Give back every record word for word, keeping the pictures out.

=== DATA SHOWN ===

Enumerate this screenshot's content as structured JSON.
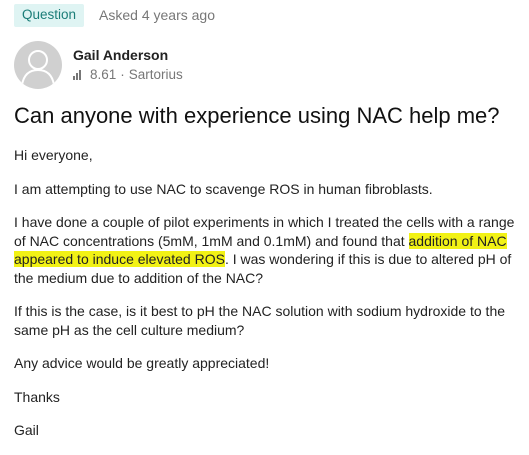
{
  "meta": {
    "badge": "Question",
    "asked": "Asked 4 years ago"
  },
  "author": {
    "name": "Gail Anderson",
    "score": "8.61",
    "separator": "·",
    "affiliation": "Sartorius"
  },
  "icons": {
    "avatar": "user-avatar-icon",
    "score": "bar-chart-icon"
  },
  "colors": {
    "badge_bg": "#dff4f3",
    "badge_text": "#1b7d78",
    "highlight": "#f2f215"
  },
  "question": {
    "title": "Can anyone with experience using NAC help me?",
    "p1": "Hi everyone,",
    "p2": "I am attempting to use NAC to scavenge ROS in human fibroblasts.",
    "p3_before": "I have done a couple of pilot experiments in which I treated the cells with a range of NAC concentrations (5mM, 1mM and 0.1mM) and found that ",
    "p3_highlight": "addition of NAC appeared to induce elevated ROS",
    "p3_after": ". I was wondering if this is due to altered pH of the medium due to addition of the NAC?",
    "p4": "If this is the case, is it best to pH the NAC solution with sodium hydroxide to the same pH as the cell culture medium?",
    "p5": "Any advice would be greatly appreciated!",
    "p6": "Thanks",
    "p7": "Gail"
  }
}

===

ANSWER FOR THE TASK
Enumerate this screenshot's content as structured JSON.
{
  "meta": {
    "badge": "Question",
    "asked": "Asked 4 years ago"
  },
  "author": {
    "name": "Gail Anderson",
    "score": "8.61",
    "separator": "·",
    "affiliation": "Sartorius"
  },
  "icons": {
    "avatar": "user-avatar-icon",
    "score": "bar-chart-icon"
  },
  "colors": {
    "badge_bg": "#dff4f3",
    "badge_text": "#1b7d78",
    "highlight": "#f2f215"
  },
  "question": {
    "title": "Can anyone with experience using NAC help me?",
    "p1": "Hi everyone,",
    "p2": "I am attempting to use NAC to scavenge ROS in human fibroblasts.",
    "p3_before": "I have done a couple of pilot experiments in which I treated the cells with a range of NAC concentrations (5mM, 1mM and 0.1mM) and found that ",
    "p3_highlight": "addition of NAC appeared to induce elevated ROS",
    "p3_after": ". I was wondering if this is due to altered pH of the medium due to addition of the NAC?",
    "p4": "If this is the case, is it best to pH the NAC solution with sodium hydroxide to the same pH as the cell culture medium?",
    "p5": "Any advice would be greatly appreciated!",
    "p6": "Thanks",
    "p7": "Gail"
  }
}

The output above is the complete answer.